 Ma occorre ben rammentare che sventolarsi è un’arte, perché l’uso del ventaglio (o di qualsiasi oggetto che in un momento di caldo estremo vi può far da succedaneo) non è il semplice andar su è giù sgraziato e inarmonico: occorre tempo, ritmo costante, polso allenato al movimento leggero ed impercettibile che dà il giusto ristoro alla pelle (che non suda e né s’imperla) e alla conversazione, rendendo un che di civettuolo anche il banale “come va?”.

Rembrandt van Rijn (1606-69) Agatha Bas (1611-58), 1641 (detail)

Rembrandt van Rijn (1606-69) Agatha Bas (1611-58), 1641 (detail)

An infernal heat that never rests is gripping nights and days of this long July: there is no respite to this high temperature and, in the absence of pocket air conditioners, I saw  -with no surprise- that fans came out from ladies’ handbags…just to give that charming move to the air to refine conversations.

Joseph Frederich Charles Soulacroix, Secrets

Joseph Frederich Charles Soulacroix, Secrets

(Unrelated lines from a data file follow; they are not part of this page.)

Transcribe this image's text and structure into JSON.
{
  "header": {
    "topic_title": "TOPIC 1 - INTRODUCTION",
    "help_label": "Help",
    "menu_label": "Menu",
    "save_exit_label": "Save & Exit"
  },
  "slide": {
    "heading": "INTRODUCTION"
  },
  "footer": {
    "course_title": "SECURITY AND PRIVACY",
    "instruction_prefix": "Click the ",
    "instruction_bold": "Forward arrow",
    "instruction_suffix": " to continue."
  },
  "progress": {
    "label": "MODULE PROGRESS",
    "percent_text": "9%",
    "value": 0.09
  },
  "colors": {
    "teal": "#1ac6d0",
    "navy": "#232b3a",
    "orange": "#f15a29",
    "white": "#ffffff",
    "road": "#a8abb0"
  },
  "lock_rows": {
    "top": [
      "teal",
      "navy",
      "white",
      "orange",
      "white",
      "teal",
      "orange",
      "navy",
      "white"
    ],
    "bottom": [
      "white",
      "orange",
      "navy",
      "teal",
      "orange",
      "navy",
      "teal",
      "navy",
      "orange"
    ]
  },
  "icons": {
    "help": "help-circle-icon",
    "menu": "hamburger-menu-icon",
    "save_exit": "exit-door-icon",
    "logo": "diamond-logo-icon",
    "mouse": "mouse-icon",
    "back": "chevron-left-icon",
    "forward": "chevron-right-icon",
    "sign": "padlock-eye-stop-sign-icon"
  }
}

Queens of France and England, as well as all the great Ladies and noblewomen that art had immortalized in rich robes sprinkled of fine, glaring details, knew very well that the fan was not just a mere accessory useful in case of heat and dreadful smells:  they knew that it was an incountournable medium for messages of an unspoken language that only eyes and the gesture could understand…. A silent language which, alas, perhaps today we have lost:  seduction has changed its rules nowadays, but not the taste of the hunt ….

FREDERICK WARREN FREER (1849-1908) Portrait of the Artist's Wife, Margaret Cecilia Keenan, circa 1886

FREDERICK WARREN FREER (1849-1908) Portrait of the Artist’s Wife, Margaret Cecilia Keenan, circa 1886

But remember, when you fan yourself, do it properly because the use of a fan (or any object that in a moment of extreme heat could be used as a mere substitute) is not simply going up and down awkwardly and with an inharmonic movement: it takes time and you need a steady pace, a well trained wrist that allows and gives that fair refreshment to the skin (which does not sweat) and to the conversation, just to provide that flirty appeal even to the most common question as…”how are you?”.

A presto,

Nichka